What you should do =>
Below is the data. Give it again, complete and exact.

Stored data =>
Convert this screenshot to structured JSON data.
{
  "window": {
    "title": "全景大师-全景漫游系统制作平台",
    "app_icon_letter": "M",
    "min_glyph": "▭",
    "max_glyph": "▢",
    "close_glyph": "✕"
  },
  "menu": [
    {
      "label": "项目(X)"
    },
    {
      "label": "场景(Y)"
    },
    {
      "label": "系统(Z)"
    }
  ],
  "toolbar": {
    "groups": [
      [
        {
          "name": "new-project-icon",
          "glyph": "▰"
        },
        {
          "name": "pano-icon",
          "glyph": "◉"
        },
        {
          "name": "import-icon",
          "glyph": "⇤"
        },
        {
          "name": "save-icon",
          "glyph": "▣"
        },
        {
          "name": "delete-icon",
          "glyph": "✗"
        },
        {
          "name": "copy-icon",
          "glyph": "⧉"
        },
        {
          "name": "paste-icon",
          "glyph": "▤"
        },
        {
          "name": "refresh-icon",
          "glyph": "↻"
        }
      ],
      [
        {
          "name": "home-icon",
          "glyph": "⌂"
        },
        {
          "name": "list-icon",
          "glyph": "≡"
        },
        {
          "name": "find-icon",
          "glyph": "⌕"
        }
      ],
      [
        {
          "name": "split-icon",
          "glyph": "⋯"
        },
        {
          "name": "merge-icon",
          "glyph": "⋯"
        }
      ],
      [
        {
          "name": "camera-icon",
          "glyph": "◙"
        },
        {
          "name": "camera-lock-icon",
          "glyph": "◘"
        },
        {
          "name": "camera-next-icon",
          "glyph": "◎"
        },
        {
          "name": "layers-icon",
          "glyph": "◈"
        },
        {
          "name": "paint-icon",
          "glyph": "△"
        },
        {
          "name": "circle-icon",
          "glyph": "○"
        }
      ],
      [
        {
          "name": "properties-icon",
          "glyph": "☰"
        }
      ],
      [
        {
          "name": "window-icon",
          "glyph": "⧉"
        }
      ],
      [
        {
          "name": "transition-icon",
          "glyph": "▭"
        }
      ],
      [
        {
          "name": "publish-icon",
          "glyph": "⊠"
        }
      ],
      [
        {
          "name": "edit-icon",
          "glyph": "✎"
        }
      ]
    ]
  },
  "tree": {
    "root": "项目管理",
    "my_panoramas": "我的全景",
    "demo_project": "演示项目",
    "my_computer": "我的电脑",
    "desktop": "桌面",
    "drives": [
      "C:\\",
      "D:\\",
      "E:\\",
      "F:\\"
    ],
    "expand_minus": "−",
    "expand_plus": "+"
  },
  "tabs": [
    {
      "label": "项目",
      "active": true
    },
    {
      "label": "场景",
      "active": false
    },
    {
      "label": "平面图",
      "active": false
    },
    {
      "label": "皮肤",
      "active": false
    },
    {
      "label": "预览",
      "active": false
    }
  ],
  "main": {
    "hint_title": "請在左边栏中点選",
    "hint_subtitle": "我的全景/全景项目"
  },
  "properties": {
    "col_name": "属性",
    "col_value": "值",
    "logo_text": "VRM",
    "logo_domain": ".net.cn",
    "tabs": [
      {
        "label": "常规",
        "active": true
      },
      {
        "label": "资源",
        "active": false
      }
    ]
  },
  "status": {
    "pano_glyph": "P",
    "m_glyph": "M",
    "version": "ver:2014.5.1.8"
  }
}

Response to the exercise =>
Convert this screenshot to structured JSON data.
{
  "window": {
    "title": "全景大师-全景漫游系统制作平台",
    "app_icon_letter": "M",
    "min_glyph": "▭",
    "max_glyph": "▢",
    "close_glyph": "✕"
  },
  "menu": [
    {
      "label": "项目(X)"
    },
    {
      "label": "场景(Y)"
    },
    {
      "label": "系统(Z)"
    }
  ],
  "toolbar": {
    "groups": [
      [
        {
          "name": "new-project-icon",
          "glyph": "▰"
        },
        {
          "name": "pano-icon",
          "glyph": "◉"
        },
        {
          "name": "import-icon",
          "glyph": "⇤"
        },
        {
          "name": "save-icon",
          "glyph": "▣"
        },
        {
          "name": "delete-icon",
          "glyph": "✗"
        },
        {
          "name": "copy-icon",
          "glyph": "⧉"
        },
        {
          "name": "paste-icon",
          "glyph": "▤"
        },
        {
          "name": "refresh-icon",
          "glyph": "↻"
        }
      ],
      [
        {
          "name": "home-icon",
          "glyph": "⌂"
        },
        {
          "name": "list-icon",
          "glyph": "≡"
        },
        {
          "name": "find-icon",
          "glyph": "⌕"
        }
      ],
      [
        {
          "name": "split-icon",
          "glyph": "⋯"
        },
        {
          "name": "merge-icon",
          "glyph": "⋯"
        }
      ],
      [
        {
          "name": "camera-icon",
          "glyph": "◙"
        },
        {
          "name": "camera-lock-icon",
          "glyph": "◘"
        },
        {
          "name": "camera-next-icon",
          "glyph": "◎"
        },
        {
          "name": "layers-icon",
          "glyph": "◈"
        },
        {
          "name": "paint-icon",
          "glyph": "△"
        },
        {
          "name": "circle-icon",
          "glyph": "○"
        }
      ],
      [
        {
          "name": "properties-icon",
          "glyph": "☰"
        }
      ],
      [
        {
          "name": "window-icon",
          "glyph": "⧉"
        }
      ],
      [
        {
          "name": "transition-icon",
          "glyph": "▭"
        }
      ],
      [
        {
          "name": "publish-icon",
          "glyph": "⊠"
        }
      ],
      [
        {
          "name": "edit-icon",
          "glyph": "✎"
        }
      ]
    ]
  },
  "tree": {
    "root": "项目管理",
    "my_panoramas": "我的全景",
    "demo_project": "演示项目",
    "my_computer": "我的电脑",
    "desktop": "桌面",
    "drives": [
      "C:\\",
      "D:\\",
      "E:\\",
      "F:\\"
    ],
    "expand_minus": "−",
    "expand_plus": "+"
  },
  "tabs": [
    {
      "label": "项目",
      "active": true
    },
    {
      "label": "场景",
      "active": false
    },
    {
      "label": "平面图",
      "active": false
    },
    {
      "label": "皮肤",
      "active": false
    },
    {
      "label": "预览",
      "active": false
    }
  ],
  "main": {
    "hint_title": "請在左边栏中点選",
    "hint_subtitle": "我的全景/全景项目"
  },
  "properties": {
    "col_name": "属性",
    "col_value": "值",
    "logo_text": "VRM",
    "logo_domain": ".net.cn",
    "tabs": [
      {
        "label": "常规",
        "active": true
      },
      {
        "label": "资源",
        "active": false
      }
    ]
  },
  "status": {
    "pano_glyph": "P",
    "m_glyph": "M",
    "version": "ver:2014.5.1.8"
  }
}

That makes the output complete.